“The corollary is that you don’t need a permit to exercise the democratic right to protest. This is a central position of grassroots movements and especially for many Indigenous people and their allies who refuse to be controlled by colonial laws.”

But strike organizer Bobby Arbess says he doesn’t believe the permit altercation.

“The corollary is that you don’t need a permit to exercise the democratic right to protest. This is a central position of grassroots movements and especially for many Indigenous people and their allies who refuse to be controlled by colonial laws,” Arbess says.

“Many of [us] have been marching without permits for decades without ever a mention of the a-word,” he adds, referring to “arrests.”

Arbess also wonders if these emails were a method of intimidation by the police.

“For [O’Connor] to choose to emphasize that marching in the streets without permission is unlawful and could result in arrests as 2000 youth prepared for their climate mobilization, seemed a bit intimidating.”

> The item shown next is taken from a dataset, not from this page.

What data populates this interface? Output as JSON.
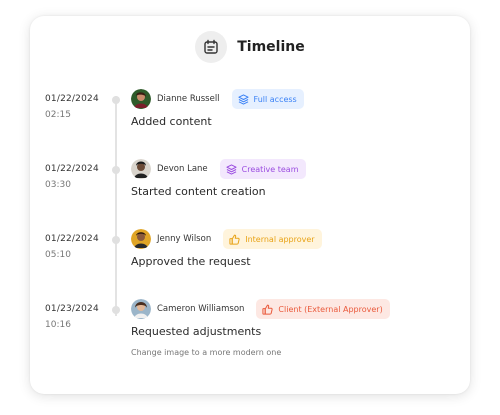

After the phone call, Potts and Collins started to hear that some students were backing out of the plan to strike for the climate.

“The next day someone contacted me and let me know that some of the students at school had heard that there could be arrests and that there were students who weren’t going to go because of it,” says Collins.

“For me [this] was really upsetting … This might be [these students’] first time getting involved with action for the climate, or taking their concerns to other levels of government and doing that kind of advocacy work.”

“I really want those initial experiences fighting for the environment and for social justice to be positive.”

Picking up on the tension, Potts’ own daughter was deterred from participating, too.

“She heard me talking about it,” says Potts. “She was like, ‘Should we go?’ She was worried and I felt bad for her. Making her think that a protest is a scary, dangerous thing, instead of something totally within your rights.”

Following the scare, youth organizers decided against marching to the intersection at Douglas and Fort Street, and instead walked around the B.C. Legislature.

“No matter how much you understand the laws or the rules or your position, the police [body] is still very intimidating.”

Organizers met with O’Connor in person to tell him about the change of marching plans. At the meeting they expressed their concerns around Vic P.D.’s talk of arrests.

“When we met with O’Connor I chided him for issuing loose threats,” says Arbess, adding that O’Connor then retracted what he had previously said.

While readily retracted, police intimidation may not be as easily shrugged off by those on the receiving end.

“No matter how much you understand the laws or the rules or your position, the police [body] is still very intimidating,” says Potts.

“They can make you feel two centimetres small in the face of it. And especially for people who’ve had interactions with the police previously, it’s very intimidating. And it’s something that I was naive to prior to this budgeting process and this interaction.”